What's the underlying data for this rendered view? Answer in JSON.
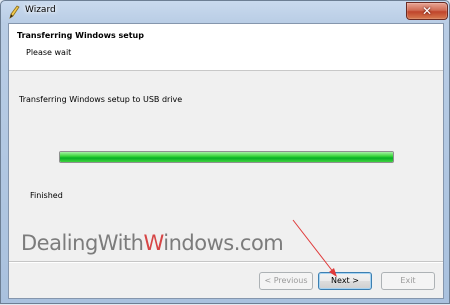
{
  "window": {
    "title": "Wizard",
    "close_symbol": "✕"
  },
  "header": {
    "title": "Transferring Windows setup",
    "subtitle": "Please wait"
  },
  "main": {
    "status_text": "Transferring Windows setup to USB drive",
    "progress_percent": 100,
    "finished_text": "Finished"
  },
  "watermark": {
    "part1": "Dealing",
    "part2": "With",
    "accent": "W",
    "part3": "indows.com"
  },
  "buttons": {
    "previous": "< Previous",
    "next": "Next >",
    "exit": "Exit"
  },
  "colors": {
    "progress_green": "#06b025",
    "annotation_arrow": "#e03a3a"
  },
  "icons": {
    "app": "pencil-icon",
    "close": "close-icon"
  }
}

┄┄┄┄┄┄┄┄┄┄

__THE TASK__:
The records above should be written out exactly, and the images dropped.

__YOUR SOLUTION__:
What's the underlying data for this rendered view? Answer in JSON.
{
  "window": {
    "title": "Wizard",
    "close_symbol": "✕"
  },
  "header": {
    "title": "Transferring Windows setup",
    "subtitle": "Please wait"
  },
  "main": {
    "status_text": "Transferring Windows setup to USB drive",
    "progress_percent": 100,
    "finished_text": "Finished"
  },
  "watermark": {
    "part1": "Dealing",
    "part2": "With",
    "accent": "W",
    "part3": "indows.com"
  },
  "buttons": {
    "previous": "< Previous",
    "next": "Next >",
    "exit": "Exit"
  },
  "colors": {
    "progress_green": "#06b025",
    "annotation_arrow": "#e03a3a"
  },
  "icons": {
    "app": "pencil-icon",
    "close": "close-icon"
  }
}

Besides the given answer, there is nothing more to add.